I'll post a picture of her as soon as possible.


Northern Flicker Fights Back for Freedom

Posted on 12 August 2006 by Dawn Keller

Thought you'd be interested in this amazing success story:

On April 4, 2006, CBCM brought in an injured Northern Flicker to Flint Creek Wildlife Rehabilitation's Northerly Island facility. The bird had just struck a building in the loop and was critical when it arrived at Flint Creek. Thankfully, due to the close proximity of our new downtown location, we were able to quickly administer life-saving drugs that help control brain swelling.

The impact of this bird striking the glass was so great that the bird suffered from major neurological damage. Her head was completely upside down (called torticollis). She flipped around in circles when stressed. She suffered from head tremors and eye tremors (the latter is called nystagmus).

Amazingly, this bird ate and maintained her healthy weight in spite of such major neurological impact. Just as amazing, and probably largely because of the rapid treatment the bird received, she didn't die of brain swelling over the first days. Although her nystagmus and head tremors corrected over the first one - two weeks, she continued to suffer from torticollis and she always flipped around in circles when stressed.

Becky, our full-time rehabilitator, and I often discussed her case. After the first one - two weeks, she stopped improving. She continued to eat, but her progress from a neurological standpoint had plateaued. As with all animals at Flint Creek Wildlife's care, we wanted to give her enough time (not hastily make a decision to euthanize). She seemed comfortable enough and was eating well; however, without significant additional improvement we had to question whether she could have a reasonable quality of life. Additionally, it would be difficult to find any educational facility that would want a bird with such a major physical challenge.
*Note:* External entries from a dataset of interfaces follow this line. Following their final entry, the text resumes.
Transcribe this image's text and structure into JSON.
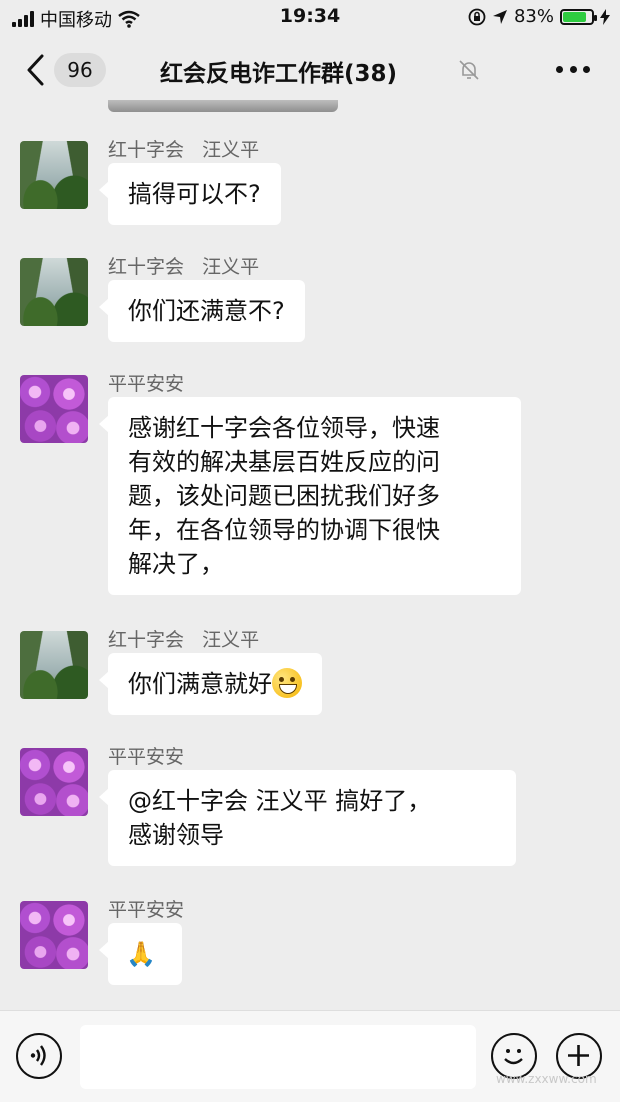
{
  "status_bar": {
    "carrier": "中国移动",
    "time": "19:34",
    "battery_percent": "83%",
    "battery_level": 0.83
  },
  "nav": {
    "unread_count": "96",
    "title": "红会反电诈工作群(38)"
  },
  "messages": [
    {
      "sender": "红十字会   汪义平",
      "avatar": "mountain",
      "text": "搞得可以不?"
    },
    {
      "sender": "红十字会   汪义平",
      "avatar": "mountain",
      "text": "你们还满意不?"
    },
    {
      "sender": "平平安安",
      "avatar": "rose",
      "lines": [
        "感谢红十字会各位领导，快速",
        "有效的解决基层百姓反应的问",
        "题，该处问题已困扰我们好多",
        "年，在各位领导的协调下很快",
        "解决了，"
      ]
    },
    {
      "sender": "红十字会   汪义平",
      "avatar": "mountain",
      "text": "你们满意就好",
      "emoji": "grinning-face-emoji"
    },
    {
      "sender": "平平安安",
      "avatar": "rose",
      "lines": [
        "@红十字会   汪义平 搞好了，",
        "感谢领导"
      ]
    },
    {
      "sender": "平平安安",
      "avatar": "rose",
      "text": "🙏"
    }
  ],
  "icons": {
    "back": "chevron-left-icon",
    "mute": "bell-muted-icon",
    "more": "more-dots-icon",
    "voice": "voice-icon",
    "emoji": "emoji-icon",
    "plus": "plus-icon"
  },
  "colors": {
    "background": "#ededed",
    "bubble": "#ffffff",
    "battery": "#2ecc40"
  },
  "watermark": "www.zxxww.com"
}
We revisited her case regularly and decided that we would put her in outside (pre-release) caging first before making a final decision. Many times in the past, birds with torticollis have made dramatic recoveries in outside caging. Our experience has shown us to stabilize the animal first, then consider outside caging if the animal plateaus before making a full recovery.

We hadn't yet moved her outside when one day, after having shown no improvement for six to eight weeks, this beautiful Flicker started improving leaps and bounds. First it seemed that she was holding her head more upright, then she stopped flipping so much. Before I knew it, when cleaning her cage and feeding her one day, she escaped from the cage and flew around the room. Her flight wasn't perfect the first time but it was FLIGHT! Soon she escaped on me with regular occurrence and was flying like a dream.

We transferred her into outside caging with four Flickers that we raised from babies (someone cut down their tree) and gave them time to condition their flight muscles.

Today we released all of them. Our beautiful girl flew perfectly. She flew fast and strong out of the flight chamber and headed towards a stand of majestic oaks. She landed on one momentarily and then took off again.

I am so grateful that we gave her time to heal. She is a stellar example of courage and will to live.

I wish her good luck.